Seven Israeli teenagers were in custody on Monday, accused of what a police official and several witnesses described as an attempted lynching of several Palestinian youths … A 15-year-old suspect standing outside court said, “For my part he can die, he’s an Arab.” The police said that scores of Jewish youths were involved in the attack late Thursday in West Jerusalem’s Zion Square, leaving one 17-year-old unconscious and hospitalized. Hundreds of bystanders watched the mob beating, the police said — and no one intervened.
The article continues:
The police said Thursday’s beating of Mr. Julani, who regained consciousness in the hospital on Sunday, resulted from a brawl after a girl in a crowd of Israeli youths complained that she had been harassed by an Arab. Micky Rosenfeld, a police spokesman, said the girl had spurred the crowd to seek vengeance, though her lawyer denied that on Israel Radio on Monday. The crowd then arbitrarily focused on Mr. Julani and his friends, Mr. Rosenfeld said, beating Mr. Julani until he lost consciousness. …
[Julani's] cousin, Muhammad Mujahid, 17, said he and four friends were walking in the square and suddenly found themselves being chased by a group of youths. “They were shouting ‘Arabs, death to Arabs,’ ” he said. “I saw about 50 people chasing us. We ran, but about 10 of them caught Jamal.”
The incident shocked many Israelis and there was considerable commentary regarding it, mostly deploring the attack:
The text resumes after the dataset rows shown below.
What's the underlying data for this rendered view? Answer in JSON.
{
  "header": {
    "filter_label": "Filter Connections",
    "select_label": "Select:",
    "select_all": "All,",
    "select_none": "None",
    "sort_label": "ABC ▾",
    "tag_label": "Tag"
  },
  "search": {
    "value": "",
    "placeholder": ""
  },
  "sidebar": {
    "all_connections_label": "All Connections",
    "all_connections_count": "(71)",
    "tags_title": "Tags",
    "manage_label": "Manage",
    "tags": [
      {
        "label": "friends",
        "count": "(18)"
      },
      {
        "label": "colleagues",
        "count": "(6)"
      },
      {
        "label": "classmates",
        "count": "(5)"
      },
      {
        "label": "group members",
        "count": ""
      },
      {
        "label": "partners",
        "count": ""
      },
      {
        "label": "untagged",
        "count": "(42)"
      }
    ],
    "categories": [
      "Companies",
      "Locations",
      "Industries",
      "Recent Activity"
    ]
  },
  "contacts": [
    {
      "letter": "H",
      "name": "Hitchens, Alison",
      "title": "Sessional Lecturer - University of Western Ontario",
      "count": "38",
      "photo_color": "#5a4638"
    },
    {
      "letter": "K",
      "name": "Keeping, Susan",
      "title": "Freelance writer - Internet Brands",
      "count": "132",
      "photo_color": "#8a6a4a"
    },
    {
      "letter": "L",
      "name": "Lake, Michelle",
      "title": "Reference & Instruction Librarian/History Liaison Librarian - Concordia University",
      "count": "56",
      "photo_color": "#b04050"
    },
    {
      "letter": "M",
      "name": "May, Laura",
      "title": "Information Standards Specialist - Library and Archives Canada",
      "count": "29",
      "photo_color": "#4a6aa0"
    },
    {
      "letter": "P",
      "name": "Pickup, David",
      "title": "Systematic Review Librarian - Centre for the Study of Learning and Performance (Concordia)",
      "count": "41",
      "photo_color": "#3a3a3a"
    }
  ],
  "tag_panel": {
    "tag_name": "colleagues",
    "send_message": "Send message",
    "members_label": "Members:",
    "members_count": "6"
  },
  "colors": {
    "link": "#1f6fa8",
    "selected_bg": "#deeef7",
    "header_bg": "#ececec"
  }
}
Nimrod Aloni, the head of the Institute for Educational Thought at a Tel Aviv teachers college, said, “this cannot just be an expression of something he has heard at home.” “This is directly tied to national fundamentalism that is the same as the rhetoric of neo-Nazis, Taliban and K.K.K.,” Mr. Aloni said. “This comes from an entire culture that has been escalating toward an open and blunt language based on us being the chosen people who are allowed to do whatever we like.”
So what does the Post report? “Seven people, mostly Jewish youths, have been arrested on suspicion of assaulting a Palestinian resident of East Jerusalem.” Why did it occur? “The incident snowballed, and the Jewish group verbally abused and violently attacked.” No other details of what actually happened were provided by the Post, which took its material from a Reuters dispatch and then edited out much of the reporting to tell the story in a truncated form. The account appeared in the Post’s print edition but does not appear on its website, though another story “Attacks on Palestinians, presumed by Jews, kindles debate on state of Israeli values” sourced to AP did subsequently appear online providing more details, after an earlier version of the same article reduced the incident to one sentence: “On Friday, a group of Jewish youths beat up a Palestinian teenager in Jerusalem, where he remains in hospital.”
Even though the Post has a correspondent in Israel, the coverage of the story is limited to edited replay of two wire services. Someone learning about the incident only from the Post might note various versions of the story and could easily obtain what appears to be a deliberately skewed account of what had occurred. Based on the earlier versions, some readers might conclude that it was little more than two groups of teenagers involved in a gang fight. Unfortunately, when it comes to Israel/Palestine far too much of the news goes through gatekeepers like the Washington Post.